Now that I am a doula, I realize how little support I actually had while I was in labor making those choices and I know for certain if a doula had been present, she would have helped me to see that I did not need any intervention, for I was doing well and the baby was doing well and oftentimes labor slows down and rests for a bit. She would have explained the risks of AROM and enlightened me on alternatives to try before going down the road of medical intervention. And, ultimately, she would have empowered me with the information I needed in order to make informed choices…. maybe there would have come a time when AROM or Piton would have been the right choice for me, and she would have helped me recognize that.
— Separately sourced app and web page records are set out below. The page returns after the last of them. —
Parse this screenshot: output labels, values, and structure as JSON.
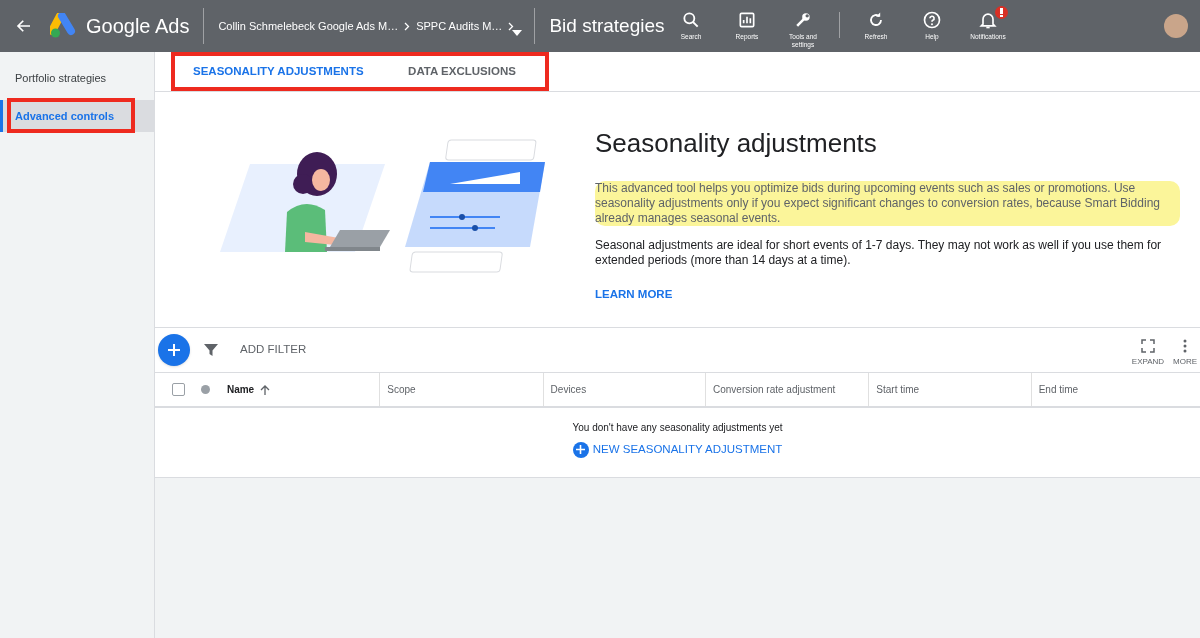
{
  "header": {
    "product": "Google Ads",
    "breadcrumbs": [
      "Collin Schmelebeck Google Ads M…",
      "SPPC Audits M…"
    ],
    "page_title": "Bid strategies",
    "actions": [
      {
        "kind": "search",
        "label": "Search",
        "alert": false
      },
      {
        "kind": "reports",
        "label": "Reports",
        "alert": false
      },
      {
        "kind": "tools",
        "label": "Tools and settings",
        "alert": false
      },
      {
        "kind": "refresh",
        "label": "Refresh",
        "alert": false
      },
      {
        "kind": "help",
        "label": "Help",
        "alert": false
      },
      {
        "kind": "notifications",
        "label": "Notifications",
        "alert": true
      }
    ]
  },
  "sidebar": {
    "items": [
      {
        "label": "Portfolio strategies",
        "selected": false,
        "outlined": false
      },
      {
        "label": "Advanced controls",
        "selected": true,
        "outlined": true
      }
    ]
  },
  "tabs": {
    "outlined": true,
    "items": [
      {
        "label": "SEASONALITY ADJUSTMENTS",
        "selected": true
      },
      {
        "label": "DATA EXCLUSIONS",
        "selected": false
      }
    ]
  },
  "intro": {
    "title": "Seasonality adjustments",
    "paragraphs": [
      {
        "text": "This advanced tool helps you optimize bids during upcoming events such as sales or promotions. Use seasonality adjustments only if you expect significant changes to conversion rates, because Smart Bidding already manages seasonal events.",
        "highlighted": true
      },
      {
        "text": "Seasonal adjustments are ideal for short events of 1-7 days. They may not work as well if you use them for extended periods (more than 14 days at a time).",
        "highlighted": false
      }
    ],
    "link": "LEARN MORE"
  },
  "toolbar": {
    "filter": "ADD FILTER",
    "actions": [
      {
        "kind": "expand",
        "label": "EXPAND"
      },
      {
        "kind": "more",
        "label": "MORE"
      }
    ]
  },
  "table": {
    "select_all_checked": false,
    "columns": [
      {
        "label": "Name",
        "sorted": true
      },
      {
        "label": "Scope",
        "sorted": false
      },
      {
        "label": "Devices",
        "sorted": false
      },
      {
        "label": "Conversion rate adjustment",
        "sorted": false
      },
      {
        "label": "Start time",
        "sorted": false
      },
      {
        "label": "End time",
        "sorted": false
      }
    ],
    "empty_message": "You don't have any seasonality adjustments yet",
    "new_button": "NEW SEASONALITY ADJUSTMENT"
  }
}
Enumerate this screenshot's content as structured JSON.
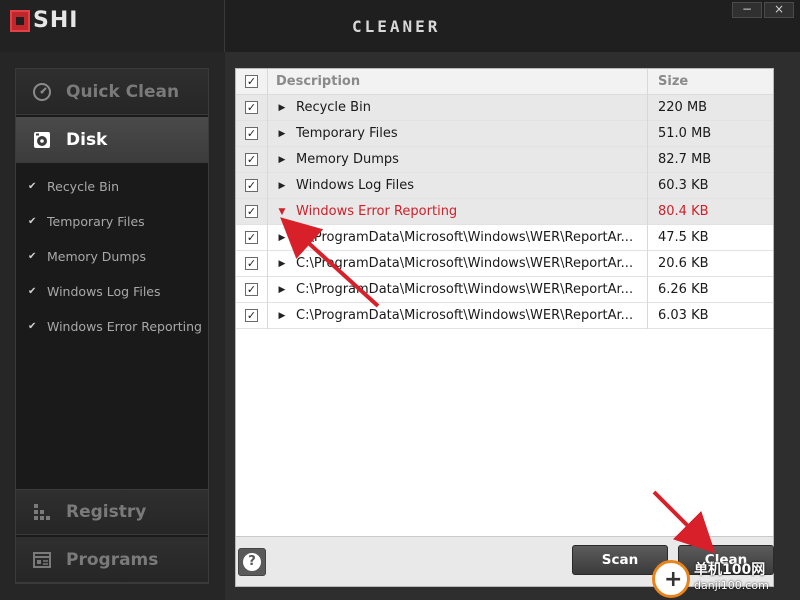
{
  "app": {
    "logo_text": "SHI",
    "title": "CLEANER",
    "minimize_glyph": "−",
    "close_glyph": "×"
  },
  "sidebar": {
    "tabs": [
      {
        "label": "Quick Clean",
        "icon": "speedometer-icon",
        "active": false
      },
      {
        "label": "Disk",
        "icon": "disk-icon",
        "active": true
      },
      {
        "label": "Registry",
        "icon": "registry-icon",
        "active": false
      },
      {
        "label": "Programs",
        "icon": "programs-icon",
        "active": false
      }
    ],
    "disk_items": [
      {
        "label": "Recycle Bin",
        "checked": true
      },
      {
        "label": "Temporary Files",
        "checked": true
      },
      {
        "label": "Memory Dumps",
        "checked": true
      },
      {
        "label": "Windows Log Files",
        "checked": true
      },
      {
        "label": "Windows Error Reporting",
        "checked": true
      }
    ]
  },
  "table": {
    "columns": {
      "description": "Description",
      "size": "Size"
    },
    "rows": [
      {
        "description": "Recycle Bin",
        "size": "220 MB",
        "kind": "group",
        "checked": true
      },
      {
        "description": "Temporary Files",
        "size": "51.0 MB",
        "kind": "group",
        "checked": true
      },
      {
        "description": "Memory Dumps",
        "size": "82.7 MB",
        "kind": "group",
        "checked": true
      },
      {
        "description": "Windows Log Files",
        "size": "60.3 KB",
        "kind": "group",
        "checked": true
      },
      {
        "description": "Windows Error Reporting",
        "size": "80.4 KB",
        "kind": "expanded",
        "checked": true
      },
      {
        "description": "C:\\ProgramData\\Microsoft\\Windows\\WER\\ReportAr...",
        "size": "47.5 KB",
        "kind": "child",
        "checked": true
      },
      {
        "description": "C:\\ProgramData\\Microsoft\\Windows\\WER\\ReportAr...",
        "size": "20.6 KB",
        "kind": "child",
        "checked": true
      },
      {
        "description": "C:\\ProgramData\\Microsoft\\Windows\\WER\\ReportAr...",
        "size": "6.26 KB",
        "kind": "child",
        "checked": true
      },
      {
        "description": "C:\\ProgramData\\Microsoft\\Windows\\WER\\ReportAr...",
        "size": "6.03 KB",
        "kind": "child",
        "checked": true
      }
    ]
  },
  "buttons": {
    "help": "?",
    "scan": "Scan",
    "clean": "Clean"
  },
  "watermark": {
    "line1": "单机100网",
    "line2": "danji100.com"
  },
  "colors": {
    "accent_red": "#d0202a",
    "annotation_arrow": "#d8202a",
    "sidebar_active": "#444444"
  }
}
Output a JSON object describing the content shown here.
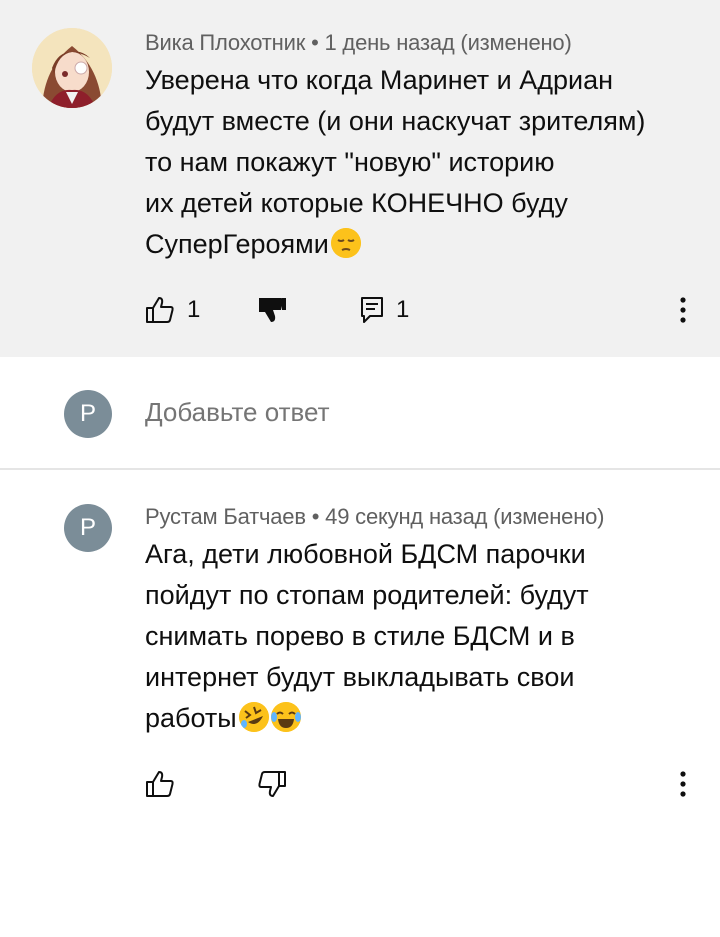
{
  "comments": [
    {
      "author": "Вика Плохотник",
      "time": "1 день назад (изменено)",
      "lines": [
        "Уверена что когда Маринет и Адриан",
        "будут вместе (и они наскучат зрителям)",
        "то нам покажут \"новую\" историю",
        "их детей которые КОНЕЧНО буду",
        "СуперГероями"
      ],
      "emoji": "pensive-face",
      "like_count": "1",
      "reply_count": "1"
    },
    {
      "author": "Рустам Батчаев",
      "time": "49 секунд назад (изменено)",
      "avatar_letter": "P",
      "lines": [
        "Ага, дети любовной БДСМ парочки",
        "пойдут по стопам родителей: будут",
        "снимать порево в стиле БДСМ и в",
        "интернет будут выкладывать свои",
        "работы"
      ],
      "emoji": [
        "rolling-laughing-face",
        "tears-of-joy-face"
      ]
    }
  ],
  "reply": {
    "avatar_letter": "P",
    "placeholder": "Добавьте ответ"
  },
  "separator": " • ",
  "colors": {
    "highlight_bg": "#f1f1f1",
    "avatar_gray": "#7b8d98",
    "meta_text": "#606060"
  }
}
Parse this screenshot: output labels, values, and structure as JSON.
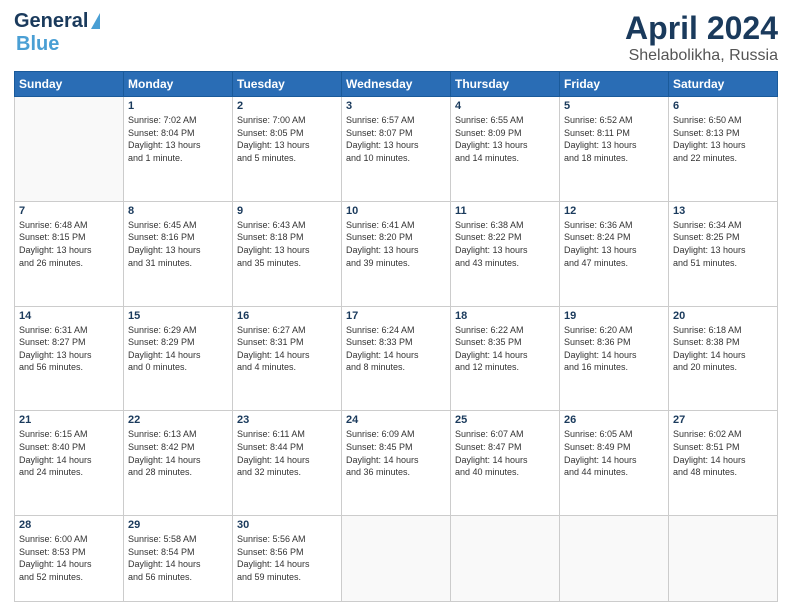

If my choices were fully informed with the risks, benefits, and alternatives, then I know in my heart I would not have any regret about the way my labor and birth went.
I believe that is true for all women: even if you don’t get the birth of your dreams (and we often don’t), if you know that every decision you make for yourself and your baby is FULLY informed, then it will be impossible to have any regret and to feel nothing but empowerment when you reflect on your birthing.
As a doula, I have seen many mothers be faced with choices they had hoped to avoid, but with information about their choices and fully understanding their options, they all made the right choices for themselves and can now look back on their experience with satisfaction and a sense of empowerment, for they own their choices and experience and they know that they were in control… not their doctor, midwife, nurse, or doula….
So, my advice to every pregnant woman seeking an empowering birthing experience: do your research now, educate yourself on your options, don’t just consent to a test or procedure because it is the standard of care, ask many questions, trust your intuition, and hire a doula (I wish I had!).
Ellie Lindenmayer provides birth doula services to the north shore of Boston, the greater Boston area, and seacoast New Hampshire.